Pacific Legal Foundation
PLF and ACTA challenge state restrictions on job-creating apprentice programs
Sacramento, CA; January 26, 2012: The State of California is imposing unconstitutional restrictions on the opening of new apprentice programs for crafts and trades.
So argues a lawsuit filed by attorneys with Pacific Legal Foundation, representing the Air Conditioning Trade Association (ACTA). PLF attorneys served the suit on state officials last night.
The lawsuit targets California Labor Code section 3075, which sets up a vague and unjustified bureaucratic obstacle course for proposed new apprenticeship programs. It prohibits an apprenticeship program from opening up, or expanding into a new part of the state, unless the state Division of Apprenticeship Standards (DAS) and the California Apprenticeship Council (CAC) determine that the “training needs [of the geographical area] justify the establishment [of additional programs].” The DAS and CAC can rule that there is no “need” for a new program if one already exists.
Undercutting consumers and marketplace competition
“This law basically says that if you want to run an apprenticeship program, you first have to get permission from the state’s existing apprenticeship programs,” explained Timothy Sandefur, a PLF principal attorney, who is representing ACTA in the case. “Existing apprenticeship programs are given a special privilege of blocking any new company from opening or expanding and competing against them. Imagine if Target could legally prohibit any new Wal-Marts from opening up. That’s what this law does for apprenticeship programs.”
PLF’s lawsuit argues that these restrictions violate constitutional Due Process and Equal Protection principles by prohibiting the opening or expansion of businesses for no legitimate regulatory purpose. Rather than promoting public health and safety — the accepted reasons for government regulation — the restrictions on new apprenticeship programs actually serve the private interests of established programs, and undermine the interests of consumers, job-seekers, and employers, by limiting marketplace competition and consumer choice.

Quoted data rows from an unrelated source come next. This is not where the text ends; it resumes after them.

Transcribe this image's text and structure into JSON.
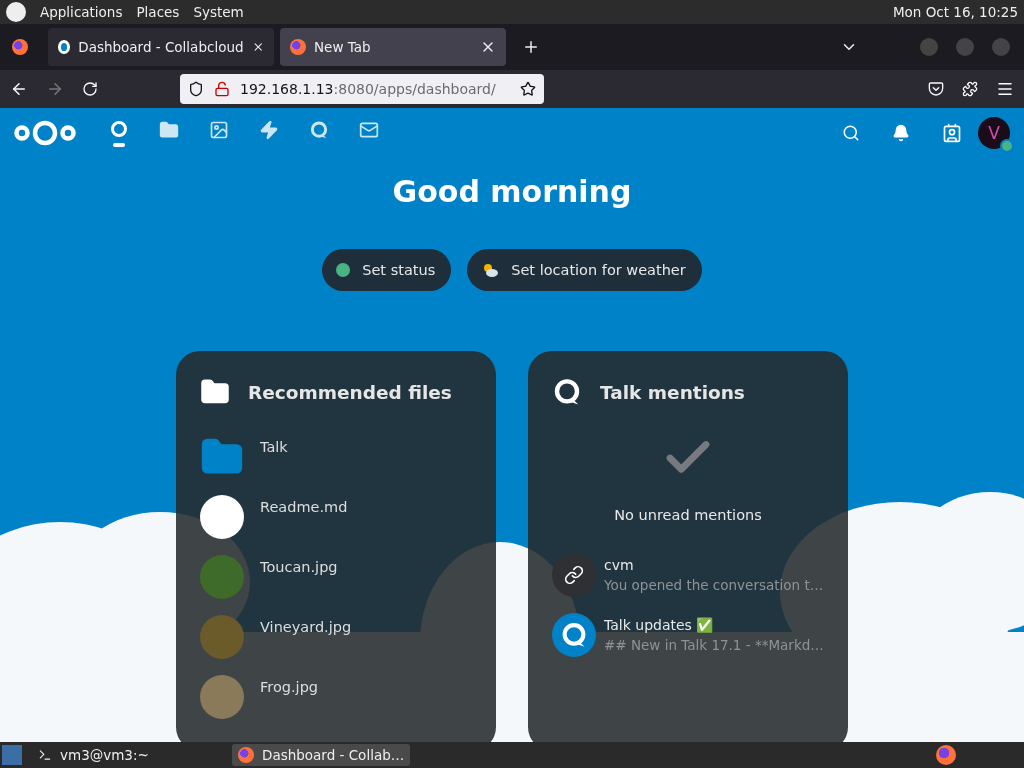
{
  "top_panel": {
    "menus": [
      "Applications",
      "Places",
      "System"
    ],
    "clock": "Mon Oct 16, 10:25"
  },
  "browser": {
    "tabs": [
      {
        "title": "Dashboard - Collabcloud",
        "kind": "cloud",
        "selected": false
      },
      {
        "title": "New Tab",
        "kind": "firefox",
        "selected": true
      }
    ],
    "url_host": "192.168.1.13",
    "url_rest": ":8080/apps/dashboard/"
  },
  "header": {
    "apps": [
      {
        "kind": "dashboard",
        "selected": true
      },
      {
        "kind": "files",
        "selected": false
      },
      {
        "kind": "photos",
        "selected": false
      },
      {
        "kind": "activity",
        "selected": false
      },
      {
        "kind": "talk",
        "selected": false
      },
      {
        "kind": "mail",
        "selected": false
      }
    ],
    "avatar": "V"
  },
  "greeting": "Good morning",
  "status_buttons": [
    {
      "kind": "status",
      "label": "Set status"
    },
    {
      "kind": "weather",
      "label": "Set location for weather"
    }
  ],
  "widgets": [
    {
      "kind": "files",
      "title": "Recommended files",
      "items": [
        {
          "kind": "folder",
          "name": "Talk"
        },
        {
          "kind": "blank",
          "name": "Readme.md"
        },
        {
          "kind": "photo",
          "name": "Toucan.jpg",
          "color": "#3e6b2a"
        },
        {
          "kind": "photo",
          "name": "Vineyard.jpg",
          "color": "#6b5a2a"
        },
        {
          "kind": "photo",
          "name": "Frog.jpg",
          "color": "#8a7a5a"
        }
      ]
    },
    {
      "kind": "talk",
      "title": "Talk mentions",
      "empty": "No unread mentions",
      "items": [
        {
          "kind": "link",
          "name": "cvm",
          "preview": "You opened the conversation t…"
        },
        {
          "kind": "talk",
          "name": "Talk updates ✅",
          "preview": "## New in Talk 17.1 - **Markd…"
        }
      ]
    }
  ],
  "taskbar": {
    "items": [
      {
        "kind": "terminal",
        "label": "vm3@vm3:~",
        "selected": false
      },
      {
        "kind": "firefox",
        "label": "Dashboard - Collab…",
        "selected": true
      }
    ]
  }
}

ACTA was founded in 1972, to represent the interests of businesses that install air conditioning and heating systems. In 1993, ACTA began an apprenticeship program to train people in working with sheet metal. Over the years, ACTA has trained thousands of students, but it has only been allowed to recruit students who live in Mariposa, Merced, Stanislaus, and Tuolumne Counties.
In 2008, ACTA applied for permission to expand its operations to the rest of the state’s counties, but in response to complaints filed by existing apprenticeship programs, the CAC refused ACTA’s request. Regulators declared there was no “public need” for ACTA to expand. “It’s truly a sad day when all you want to do is train tomorrow’s workforce and you are told you cannot because they want to limit contractors’ options,” said Jill Mojica, executive director of ACTA. “Contractors should have a choice of what apprenticeship training program they would like to use. It is ACTA’s hope that this lawsuit will provide California contractors with more apprenticeship opportunities.”

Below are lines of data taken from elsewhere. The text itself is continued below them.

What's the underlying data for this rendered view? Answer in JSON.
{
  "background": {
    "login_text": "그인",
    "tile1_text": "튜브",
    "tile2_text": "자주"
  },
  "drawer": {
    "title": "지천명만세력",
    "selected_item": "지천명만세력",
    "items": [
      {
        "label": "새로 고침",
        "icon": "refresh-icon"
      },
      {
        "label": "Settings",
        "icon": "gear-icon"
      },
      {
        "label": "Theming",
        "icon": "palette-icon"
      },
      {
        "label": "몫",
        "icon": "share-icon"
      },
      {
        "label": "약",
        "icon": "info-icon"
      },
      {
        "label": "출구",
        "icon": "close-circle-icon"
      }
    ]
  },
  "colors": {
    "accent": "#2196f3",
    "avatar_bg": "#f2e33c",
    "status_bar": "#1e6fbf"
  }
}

Feds: No need for state’s standards-free “public need” test
In 2007, the U.S. Department of Labor declared that the California “public need” law conflicted with federal law, and revoked the state’s authority to qualify apprentices for work on federal projects. But the state still imposes the “need” test on new apprentice programs that would train workers for state and local (as well as private) projects in California.
“As long as California enforces this ‘needs’ test, the federal government will not give any recognition to the state’s apprenticeship programs,” explained Sandefur. “In other words, the California Department of Labor is so insistent on enforcing this anti-competitive ‘needs’ test that it will ignore the best interests of the state’s blue-collar workers.”
A roadblock to economic recovery
“Apprenticeship is a vital component of the state’s economy,” Sandefur continued. “For many people, it’s the path to getting a better job to provide for themselves and their families. California’s unemployment is among the nation’s highest. But rather than encourage new apprenticeship programs and opportunities, the state is stifling them in order to prevent legitimate competition between different training programs. That’s not just unfair — it’s also unconstitutional.”
About Pacific Legal Foundation
Donor-supported Pacific Legal Foundation (www.pacificlegal.org) is the leading legal watchdog organization that litigates for limited government, property rights, free enterprise, and a balanced approach to environmental regulations, in courts nationwide.
PLF attorneys are currently before the U.S. Supreme Court in a high-profile challenge to overreaching government regulations, Sackett v. EPA. Oral argument was held in that case on January 9, 2012, and a decision is expected in spring or early summer.